A FEW terrifying seconds was all it took for Henri Bource to lose his left leg when a shark attacked him off Lady Julia Percy Island 50 years ago.
It was a moment from November 29, 1964, that remains etched clearly in the memories of other scuba divers who had been enjoying an excursion to the island’s seal colony.
The bloodied attack was later re-enacted for a 1967 movie called Savage Shadows, in which Mr Bource had his leg covered with animal blood.
He survived the ordeal, resumed diving, filming and playing the saxophone and went on to live another 34 years before succumbing to leukaemia. Doctors dubbed him “the miracle man”.
His encounter with the shark was recalled by some of those who had accompanied him on board Port Fairy fishing boat the Raemur K to the island.
Former Standard journalist and now Herald-Sun associate editor Peter Coster is credited as a hero for jumping in and helping get Mr Bource aboard before an agonising 90-minute trip back to Port Fairy wharf, where a local doctor injected life-saving plasma.
The Standard caught up him, along with Warrnambool electrician Bernie O’Keefe and Port Fairy former abalone diver Robert Whitehead, in a reunion at The Crags, with Lady Julia Percy Island in the background.
Retired fisherman Pat Matthey, who was radio operator on the day of the attack, also told his story but was unable to travel from Melbourne for health reasons.
It was a fine November day when a group from the Victorian Aqualung Club and members of the Port Fairy Manta Skin Diving Club left Moyne River wharf on board the vessel, which ironically was normally used as a commercial shark fishing boat.
Most were in their 20s. All had been aware sharks frequented the area and there was a legend of a huge white pointer called Big Ben. But as adventure-seeking divers they put those thoughts aside.
Mr Kelly’s son David recalled his father had volunteered his time and vessel for the group to explore the island and film seals.
About noon, when one group came up for lunch, Mr Bource and a few others dived.
Soon afterwards a large shark, believed to be a white pointer, rushed through a pack of seals and attacked Mr Bource from below.
What happened next is a little muddied in memories of the frantic moments, but it triggered a brave rescue mission and improvised first-aid which saved the victim’s life.
Mr Bource told The Standard from his hospital a few days after the attack that he felt as if he had been hit by an express train.
“The shark started to drag me down.
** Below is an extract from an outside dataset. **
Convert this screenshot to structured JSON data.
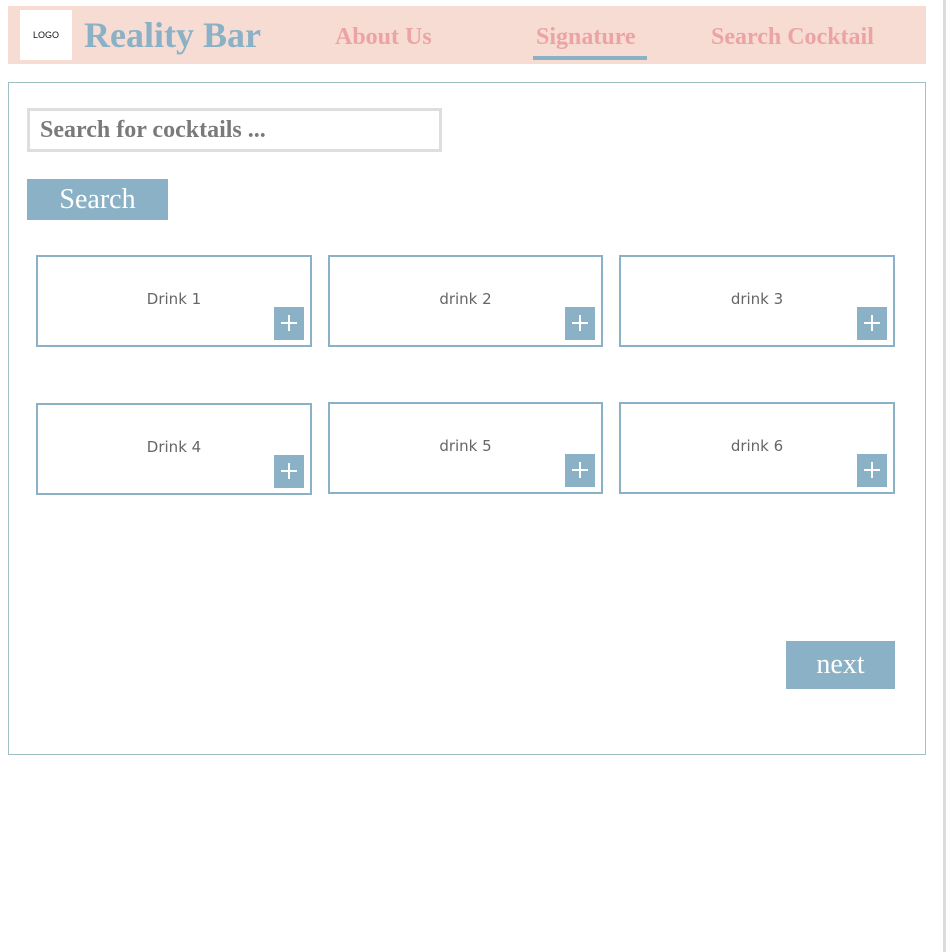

As I struggled to the surface I could feel my leg go,” he said.
“The thing that amazed me was that it apparently came through all the seals just to get me.”
Mr Coster recalled he could see Mr Bource and two or three others about 150 metres from the boat playing with seals. “Then there was screaming: ‘Shark! Shark!’,” he said.
“He (Henri) was lifted waist-high out of the water.
“Blood seemed to cover him — an incredible amount of blood. The skippered fired up the boat and we quickly got over to them.
“Geoff Birtles and I jumped in. I looked under the water and saw his leg was gone.
“Then Jill Ratcliffe jumped in also and we pushed him up the side of the boat, while Colin Watson hauled him from the deck.”
Mr Coster and several others were later awarded by the Royal Humane Society of Victoria for their bravery.
The mood on deck was tense as quick-thinking divers took a spear gun rubber strip, wound it around his severed leg and kept tension with a knife handle.
Mr Matthey had to quickly retrieve one diver then race back to the Raemur K.
Mr Matthey’s distress radio signals were picked up at Apollo Bay and relayed to Port Fairy, where a doctor was alerted.
“The doctor said if it had been two minutes later we could have lost him,” Mr Matthey said.
It was later estimated Mr Bource had lost 6.5 pints (three litres) of blood.
“Amazingly, he was sitting up in bed at Warrnambool Base Hospital the next day having a laugh,” Mr Coster said.
Mr Bource was back in the ocean less than two months after the attack. Years after the island attack he was in Warrnambool playing saxophone at a dance attended by Mr O’Keefe.
“He was an amazing musician and a very friendly person,” Mr O’Keefe recalled.